Task requirements — Copy every record exactly as it stands. Leave the pictures out.

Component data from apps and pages

[Start of section]

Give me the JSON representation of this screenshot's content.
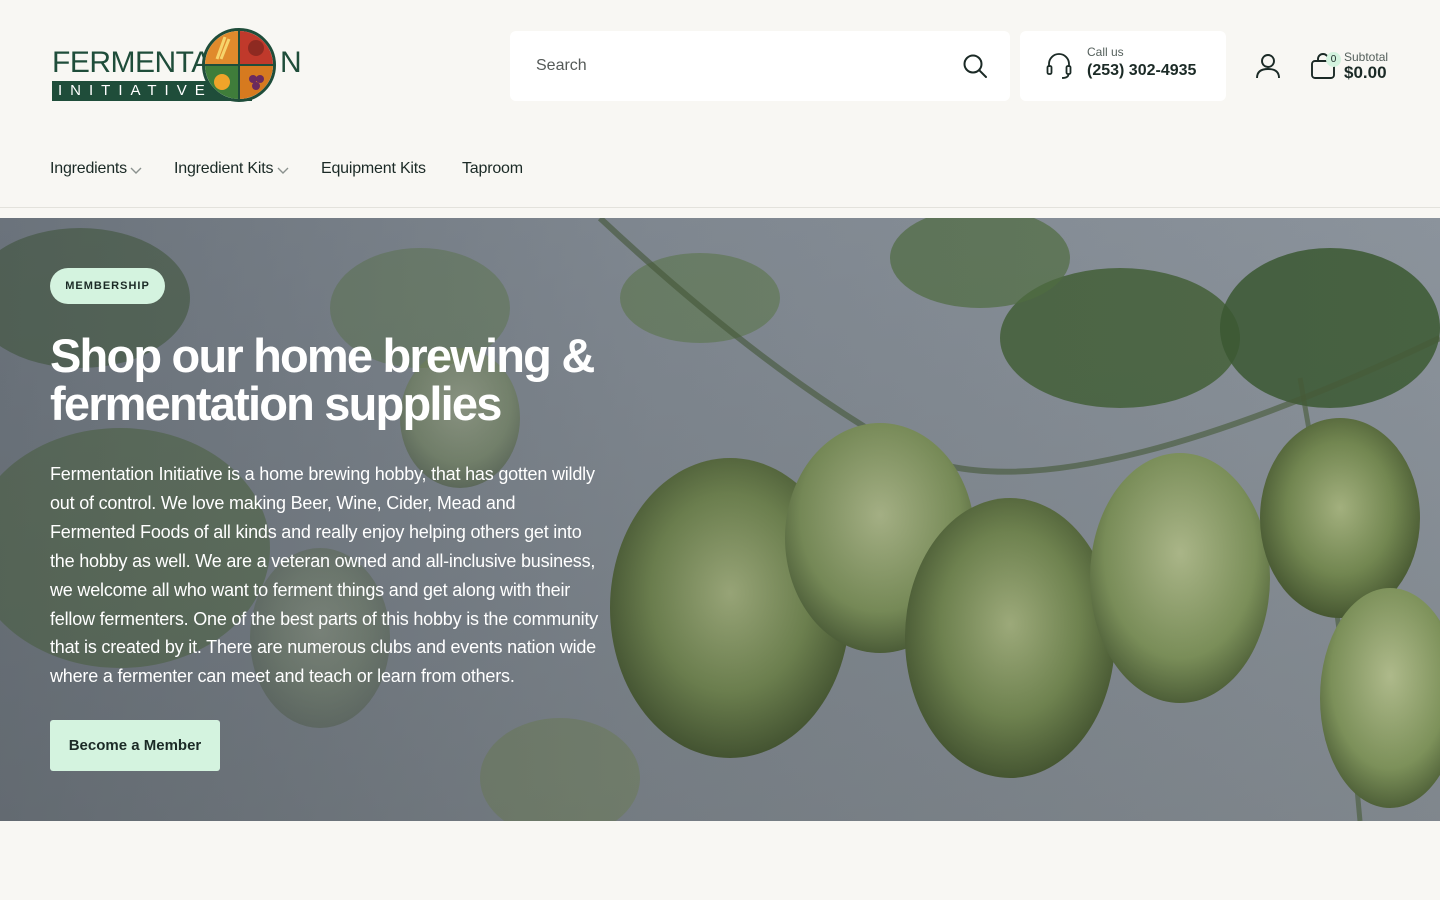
{
  "brand": {
    "logo_text_main": "FERMENTATION",
    "logo_text_sub": "INITIATIVE"
  },
  "search": {
    "placeholder": "Search"
  },
  "contact": {
    "label": "Call us",
    "phone": "(253) 302-4935"
  },
  "cart": {
    "count": "0",
    "subtotal_label": "Subtotal",
    "subtotal_value": "$0.00"
  },
  "nav": {
    "items": [
      {
        "label": "Ingredients",
        "has_dropdown": true
      },
      {
        "label": "Ingredient Kits",
        "has_dropdown": true
      },
      {
        "label": "Equipment Kits",
        "has_dropdown": false
      },
      {
        "label": "Taproom",
        "has_dropdown": false
      }
    ]
  },
  "hero": {
    "badge": "MEMBERSHIP",
    "title": "Shop our home brewing & fermentation supplies",
    "description": "Fermentation Initiative is a home brewing hobby, that has gotten wildly out of control. We love making Beer, Wine, Cider, Mead and Fermented Foods of all kinds and really enjoy helping others get into the hobby as well. We are a veteran owned and all-inclusive business, we welcome all who want to ferment things and get along with their fellow fermenters. One of the best parts of this hobby is the community that is created by it. There are numerous clubs and events nation wide where a fermenter can meet and teach or learn from others.",
    "cta": "Become a Member"
  },
  "colors": {
    "page_bg": "#f8f7f3",
    "accent_mint": "#d4f3df",
    "brand_green": "#1f4d3a",
    "text_dark": "#1b2a26"
  },
  "icons": [
    "search-icon",
    "headset-icon",
    "account-icon",
    "shopping-bag-icon",
    "chevron-down-icon"
  ]
}
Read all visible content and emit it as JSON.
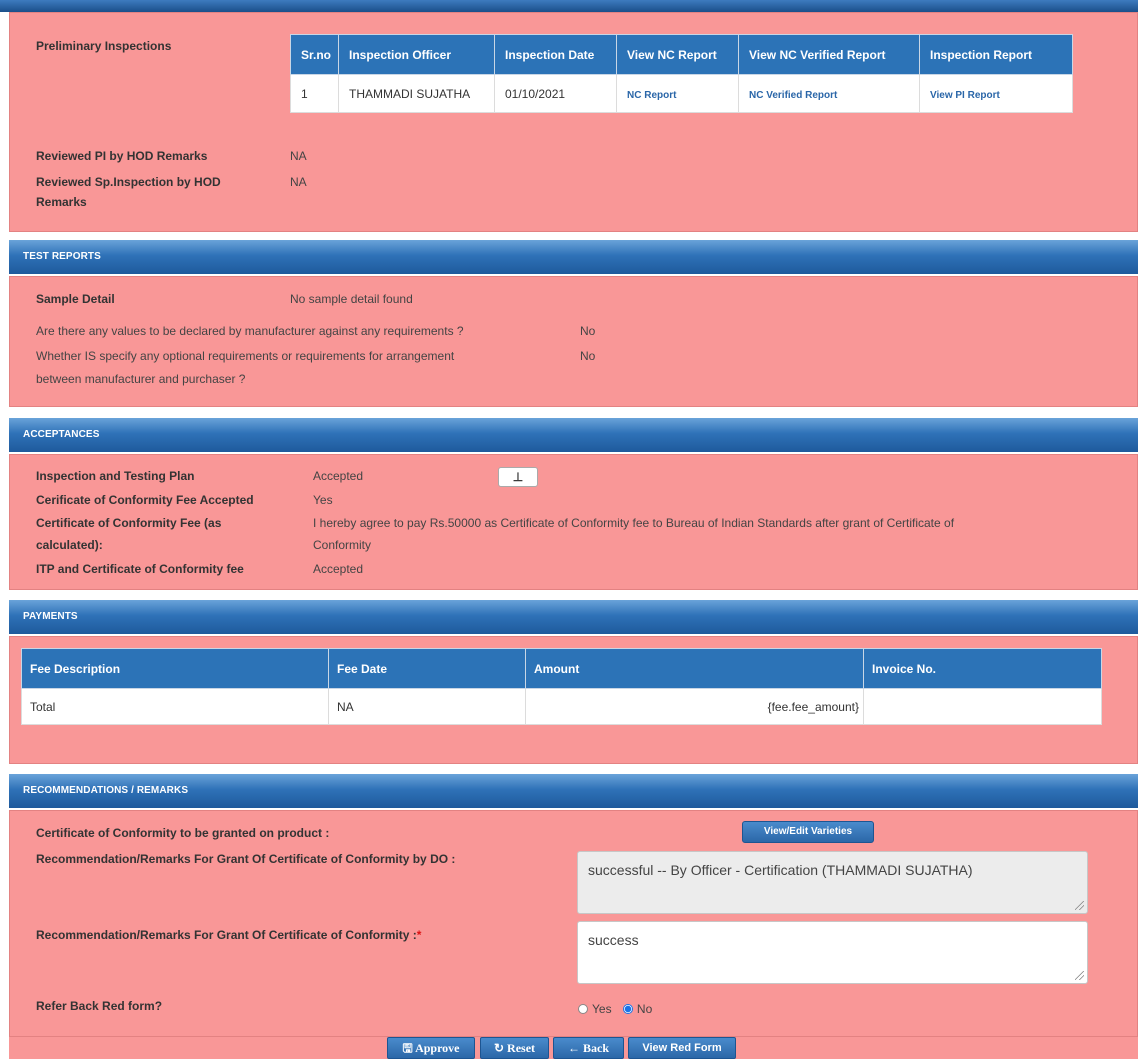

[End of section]

Response —
Give me the JSON representation of this screenshot's content.
{
  "brand": {
    "logo_text_main": "FERMENTATION",
    "logo_text_sub": "INITIATIVE"
  },
  "search": {
    "placeholder": "Search"
  },
  "contact": {
    "label": "Call us",
    "phone": "(253) 302-4935"
  },
  "cart": {
    "count": "0",
    "subtotal_label": "Subtotal",
    "subtotal_value": "$0.00"
  },
  "nav": {
    "items": [
      {
        "label": "Ingredients",
        "has_dropdown": true
      },
      {
        "label": "Ingredient Kits",
        "has_dropdown": true
      },
      {
        "label": "Equipment Kits",
        "has_dropdown": false
      },
      {
        "label": "Taproom",
        "has_dropdown": false
      }
    ]
  },
  "hero": {
    "badge": "MEMBERSHIP",
    "title": "Shop our home brewing & fermentation supplies",
    "description": "Fermentation Initiative is a home brewing hobby, that has gotten wildly out of control. We love making Beer, Wine, Cider, Mead and Fermented Foods of all kinds and really enjoy helping others get into the hobby as well. We are a veteran owned and all-inclusive business, we welcome all who want to ferment things and get along with their fellow fermenters. One of the best parts of this hobby is the community that is created by it. There are numerous clubs and events nation wide where a fermenter can meet and teach or learn from others.",
    "cta": "Become a Member"
  },
  "colors": {
    "page_bg": "#f8f7f3",
    "accent_mint": "#d4f3df",
    "brand_green": "#1f4d3a",
    "text_dark": "#1b2a26"
  },
  "icons": [
    "search-icon",
    "headset-icon",
    "account-icon",
    "shopping-bag-icon",
    "chevron-down-icon"
  ]
}
Read all visible content and emit it as JSON.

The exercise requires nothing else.